------ Input data

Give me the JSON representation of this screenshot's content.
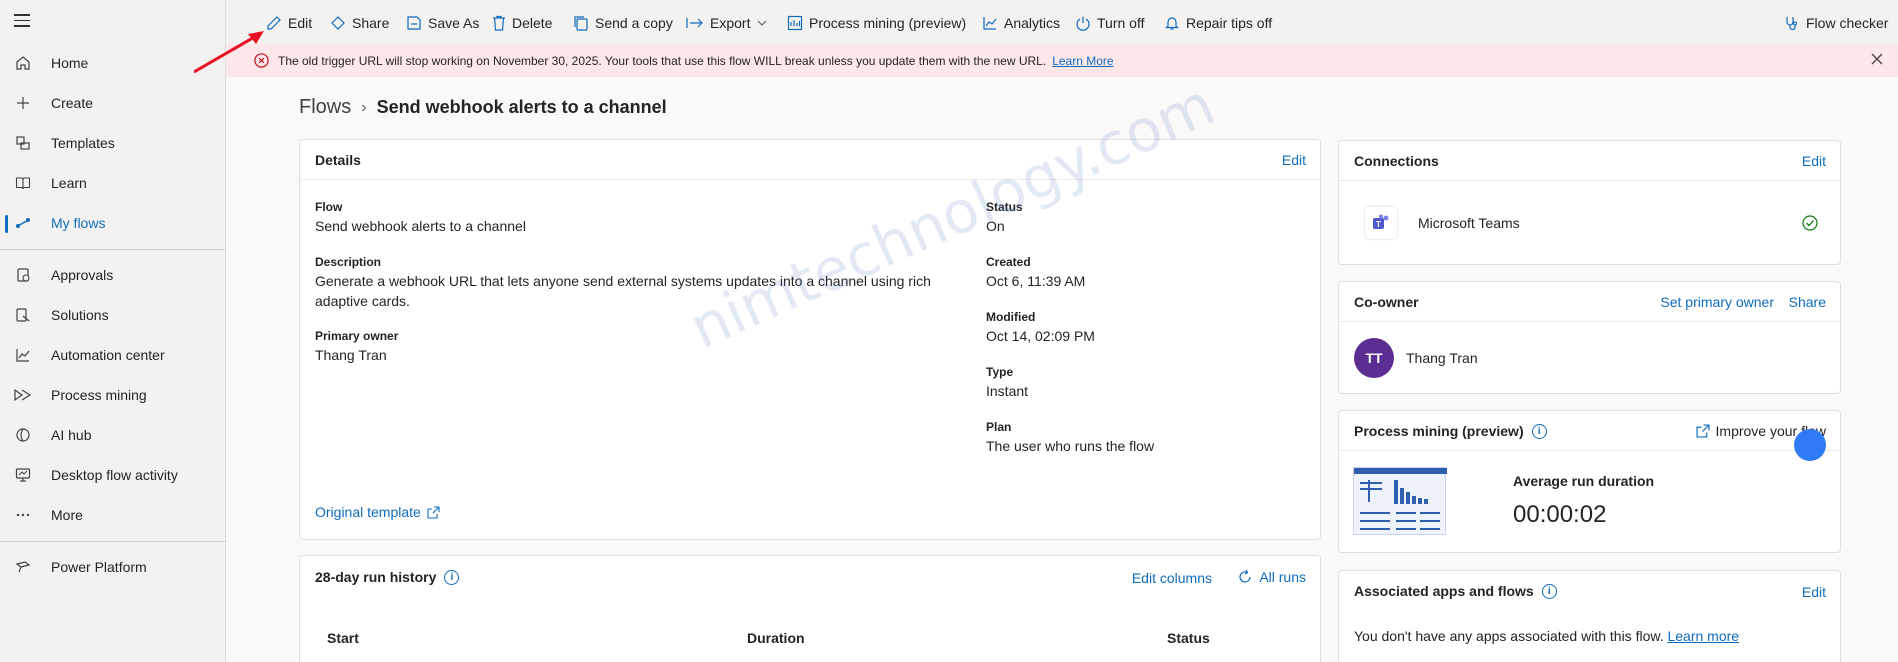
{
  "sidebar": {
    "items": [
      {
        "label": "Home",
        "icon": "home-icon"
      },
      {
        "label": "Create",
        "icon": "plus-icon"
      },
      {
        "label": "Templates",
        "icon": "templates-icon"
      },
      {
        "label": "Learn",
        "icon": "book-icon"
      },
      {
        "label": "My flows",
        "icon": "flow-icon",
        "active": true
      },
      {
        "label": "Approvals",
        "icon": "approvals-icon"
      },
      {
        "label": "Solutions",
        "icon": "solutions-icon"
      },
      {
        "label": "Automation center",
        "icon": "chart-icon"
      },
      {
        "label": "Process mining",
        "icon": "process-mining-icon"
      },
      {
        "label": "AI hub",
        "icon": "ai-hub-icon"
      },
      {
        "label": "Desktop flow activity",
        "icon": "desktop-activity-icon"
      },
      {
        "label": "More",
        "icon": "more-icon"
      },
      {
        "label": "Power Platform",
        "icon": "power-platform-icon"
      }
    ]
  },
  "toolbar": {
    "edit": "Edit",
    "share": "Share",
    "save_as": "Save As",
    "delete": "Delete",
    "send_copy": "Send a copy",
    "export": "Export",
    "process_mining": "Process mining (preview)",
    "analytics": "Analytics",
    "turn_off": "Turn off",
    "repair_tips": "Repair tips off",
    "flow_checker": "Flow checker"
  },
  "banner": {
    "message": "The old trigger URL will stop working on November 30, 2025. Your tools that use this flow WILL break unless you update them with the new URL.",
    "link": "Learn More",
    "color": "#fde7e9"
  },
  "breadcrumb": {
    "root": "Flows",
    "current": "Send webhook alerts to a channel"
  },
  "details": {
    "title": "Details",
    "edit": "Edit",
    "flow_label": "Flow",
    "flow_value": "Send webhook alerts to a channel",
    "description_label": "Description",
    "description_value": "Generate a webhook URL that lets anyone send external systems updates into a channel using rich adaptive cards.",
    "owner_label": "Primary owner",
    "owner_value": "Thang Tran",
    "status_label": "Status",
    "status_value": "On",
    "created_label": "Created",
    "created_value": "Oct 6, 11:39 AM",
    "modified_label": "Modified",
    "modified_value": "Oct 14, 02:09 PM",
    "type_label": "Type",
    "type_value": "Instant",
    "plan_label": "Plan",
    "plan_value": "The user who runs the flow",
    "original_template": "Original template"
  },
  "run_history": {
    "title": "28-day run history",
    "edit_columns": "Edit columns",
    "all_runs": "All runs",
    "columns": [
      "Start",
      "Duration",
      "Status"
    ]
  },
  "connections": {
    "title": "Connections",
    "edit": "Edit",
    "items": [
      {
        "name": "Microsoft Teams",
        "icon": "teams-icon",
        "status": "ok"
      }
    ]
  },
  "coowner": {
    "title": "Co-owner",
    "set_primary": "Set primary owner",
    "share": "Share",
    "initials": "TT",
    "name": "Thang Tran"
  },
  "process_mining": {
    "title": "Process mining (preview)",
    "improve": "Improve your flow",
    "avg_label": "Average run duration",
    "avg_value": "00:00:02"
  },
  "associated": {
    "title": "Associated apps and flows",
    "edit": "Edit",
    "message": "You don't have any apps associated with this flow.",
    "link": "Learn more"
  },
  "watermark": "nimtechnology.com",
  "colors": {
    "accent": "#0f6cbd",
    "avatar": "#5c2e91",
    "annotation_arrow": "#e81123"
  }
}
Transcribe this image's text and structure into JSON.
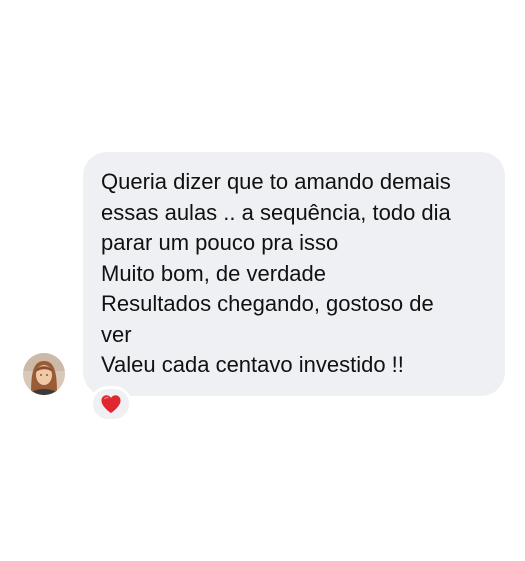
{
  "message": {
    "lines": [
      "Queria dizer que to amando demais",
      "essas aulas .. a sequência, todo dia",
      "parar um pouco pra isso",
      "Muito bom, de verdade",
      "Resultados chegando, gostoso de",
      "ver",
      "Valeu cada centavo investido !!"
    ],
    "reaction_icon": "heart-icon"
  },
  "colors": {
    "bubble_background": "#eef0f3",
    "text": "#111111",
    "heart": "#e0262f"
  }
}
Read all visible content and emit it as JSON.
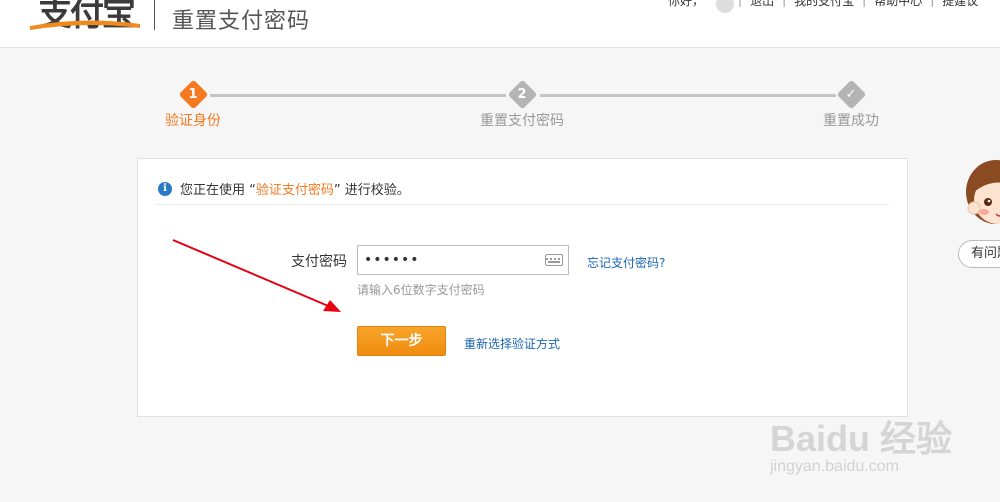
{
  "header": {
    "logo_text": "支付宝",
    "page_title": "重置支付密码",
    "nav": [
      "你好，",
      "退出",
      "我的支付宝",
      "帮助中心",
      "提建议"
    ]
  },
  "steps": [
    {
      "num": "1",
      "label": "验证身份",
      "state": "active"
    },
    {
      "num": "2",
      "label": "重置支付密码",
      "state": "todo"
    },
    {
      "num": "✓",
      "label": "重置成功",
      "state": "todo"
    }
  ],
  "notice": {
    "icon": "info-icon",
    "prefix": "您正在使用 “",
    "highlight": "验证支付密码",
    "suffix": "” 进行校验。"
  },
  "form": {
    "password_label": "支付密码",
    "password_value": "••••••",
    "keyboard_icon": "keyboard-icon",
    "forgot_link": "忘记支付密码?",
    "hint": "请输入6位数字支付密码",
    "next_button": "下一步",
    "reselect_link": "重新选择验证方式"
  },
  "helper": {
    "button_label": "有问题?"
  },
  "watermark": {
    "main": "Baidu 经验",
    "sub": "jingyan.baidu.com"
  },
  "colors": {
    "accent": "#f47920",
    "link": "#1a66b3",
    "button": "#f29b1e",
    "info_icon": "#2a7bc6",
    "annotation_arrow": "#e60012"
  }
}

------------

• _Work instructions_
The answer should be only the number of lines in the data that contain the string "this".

• _Result_
4